2

I use stop losses on all my stock holdings (manually trailing using the ATR). Some mornings, though, the open price on a stock is lower and my stock immediately sells. Granted, it might close lower than the open, in which case I would have sold anyway. But sometimes it closes higher.

In general, should you keep stop losses on overnight or is it a bad idea? I feel like it's probably fine, just wanted to know what other people are doing.

  • 1
    The purpose of a stop order is to get you out if the stock hits your price. If it's hit and you sell, it's mission accomplished. It's a given that stock price varies and that after your stop is hit, price could continue down or immediately reverse and make you regret having sold. That has nothing to do with using a stop since the future is unknown. If you are unhappy with the frequency of the stops being hit and you are willing to take on add'l risk, widen your stop. – Bob Baerker May 10 '18 at 14:32
3

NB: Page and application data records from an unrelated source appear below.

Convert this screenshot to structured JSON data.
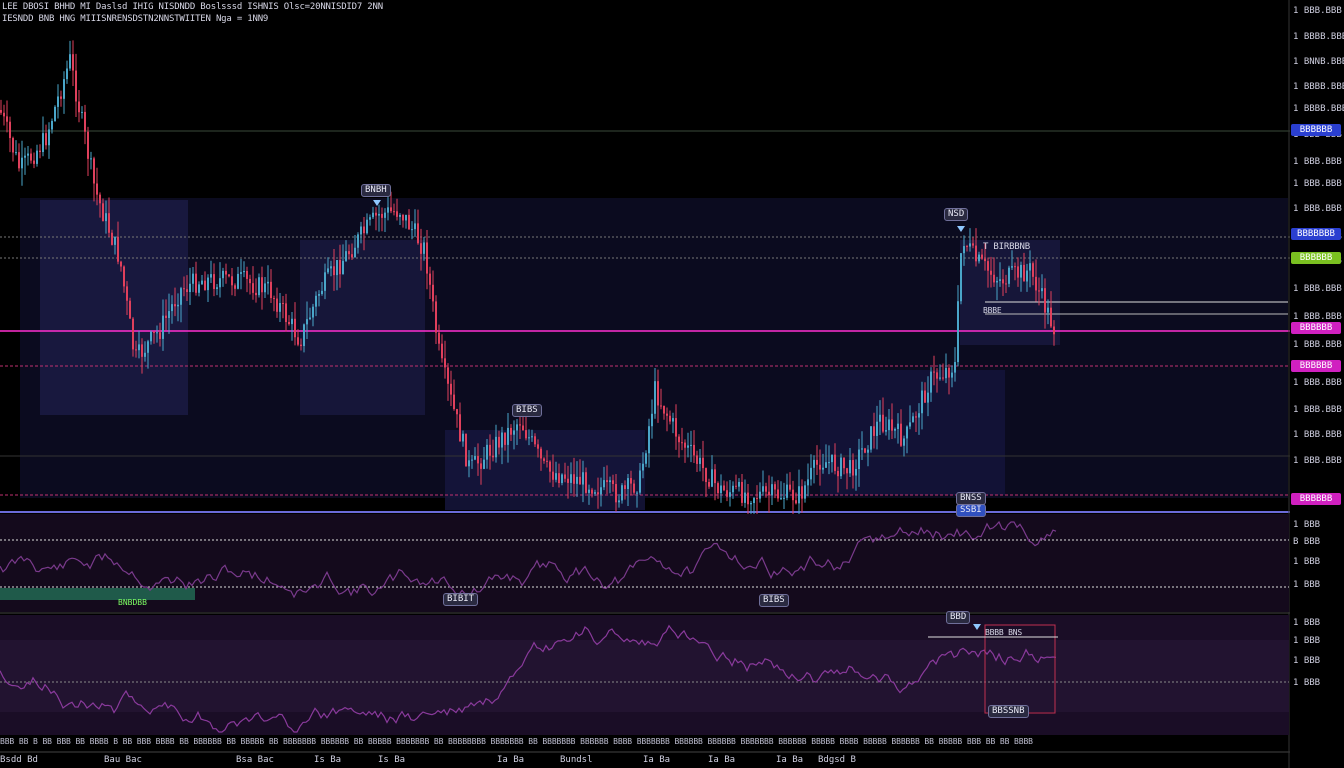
{
  "chart": {
    "legend": {
      "line1": "LEE DBOSI BHHD MI Daslsd IHIG NISDNDD Boslsssd ISHNIS Olsc=20NNISDID7 2NN",
      "line2": "IESNDD BNB HNG MIIISNRENSDSTN2NNSTWIITEN Nga = 1NN9"
    },
    "colors": {
      "background": "#000000",
      "candle_up": "#4aa6c9",
      "candle_down": "#e0405c",
      "zone_fill": "#1e1e4a",
      "magenta_line": "#ff2fd0",
      "pink_line": "#e0408a",
      "blue_tag": "#2a3fd0",
      "green_tag": "#7ac020",
      "magenta_tag": "#d020c0",
      "oscillator": "#7a3a8c"
    },
    "pane_labels": [
      {
        "id": "top-left-peak",
        "text": "BNBH"
      },
      {
        "id": "mid-peak",
        "text": "NSD"
      },
      {
        "id": "low-swing",
        "text": "BIBS"
      },
      {
        "id": "separator-tag",
        "text": "BNSS"
      },
      {
        "id": "separator-tag-2",
        "text": "SSBI"
      },
      {
        "id": "osc-low-1",
        "text": "BIBIT"
      },
      {
        "id": "osc-low-2",
        "text": "BIBS"
      },
      {
        "id": "osc2-marker",
        "text": "BBD"
      },
      {
        "id": "osc2-bottom",
        "text": "BBSSNB"
      }
    ],
    "annotation_text": {
      "right_cluster_title": "T BIRBBNB",
      "right_cluster_sub": "BBBE",
      "osc2_note": "BBBB BNS",
      "ind_green_label": "BNBDBB"
    },
    "price_axis": [
      "1 BBB.BBB",
      "1 BBBB.BBB",
      "1 BNNB.BBB",
      "1 BBBB.BBB",
      "1 BBBB.BBB",
      "1 BBB BBB",
      "1 BBB.BBB",
      "1 BBB.BBB",
      "1 BBB.BBB",
      "1 BBB.BBB",
      "1 BBB.BBB",
      "1 BBB.BBB",
      "1 BBB.BBB",
      "1 BBB.BBB",
      "1 BBB.BBB",
      "1 BBB.BBB",
      "1 BBB.BBB",
      "1 BBB.BBB"
    ],
    "axis_tags": [
      {
        "text": "BBBBBB",
        "color_key": "blue_tag"
      },
      {
        "text": "BBBBBBB",
        "color_key": "blue_tag"
      },
      {
        "text": "BBBBBB",
        "color_key": "green_tag"
      },
      {
        "text": "BBBBBB",
        "color_key": "magenta_tag"
      },
      {
        "text": "BBBBBB",
        "color_key": "magenta_tag"
      },
      {
        "text": "BBBBBB",
        "color_key": "magenta_tag"
      }
    ],
    "osc_axis": [
      "1 BBB",
      "B BBB",
      "1 BBB",
      "1 BBB",
      "1 BBB",
      "1 BBB",
      "1 BBB",
      "1 BBB"
    ],
    "time_labels": [
      "Bsdd Bd",
      "Bau Bac",
      "Bsa Bac",
      "Is Ba",
      "Is Ba",
      "Ia Ba",
      "Bundsl",
      "Ia Ba",
      "Ia Ba",
      "Ia Ba",
      "Bdgsd B"
    ],
    "ticker_text": "BBB BB B BB BBB BB BBBB B BB BBB BBBB BB BBBBBB BB BBBBB BB BBBBBBB BBBBBB BB BBBBB BBBBBBB BB BBBBBBBB BBBBBBB BB BBBBBBB BBBBBB BBBB BBBBBBB BBBBBB BBBBBB BBBBBBB BBBBBB BBBBB BBBB BBBBB BBBBBB BB BBBBB BBB BB BB BBBB"
  }
}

Yes you should be keeping your stop losses on overnight.

If you are getting stopped out first thing in the morning is it because prices had already fallen the day before but not hit your stop yet?

If this is generally the case then you would have probably been stopped out eventually, as the stock may have started to reverse anyway.

Or is it the case that the prices where near their highs at the close the day before and it has just opened way down the next morning?

If this is the case, you might be trading very volatile stocks. Does the price gap widely at open (either up or down) on these stocks. If this is what is happening you might want to either avoid these volatile stocks or implement a wide stop loss (increase your ATR multiple) to avoid getting whipsawed out of your trade prematurely.

| improve this answer | |
  • thank you, that's very helpful! i use CLOSE - (ATR * 1.1). do you have any other advice regarding stop loss price? – Keith May 23 '18 at 21:25
  • 1
    Are you using daily charts and daily ATR or weekly charts and weekly ATR? Using a ATR multiple of only 1.1 means that you are using a very tight stop just larger than the average daily range, that means you will be getting stopped out if the range is slightly larger than the average. Most traders using ATR multiples as their stop levels use between 2 to 4. Even 2 would be a very tight stop, and I would only use a 2 multiple if I had already made some good profits buy just wanted to see if prices moved even higher. I would generally be using between 3 to 4 multiples. – Victor May 24 '18 at 0:56
  • Thanks Victor! in retrospect, 1.1 doesn't allow for much market performance, huh? I think I'll be trying 2 from now on. – Keith May 31 '18 at 20:49

Your Answer

By clicking “Post Your Answer”, you agree to our terms of service, privacy policy and cookie policy

Not the answer you're looking for? Browse other questions tagged or ask your own question.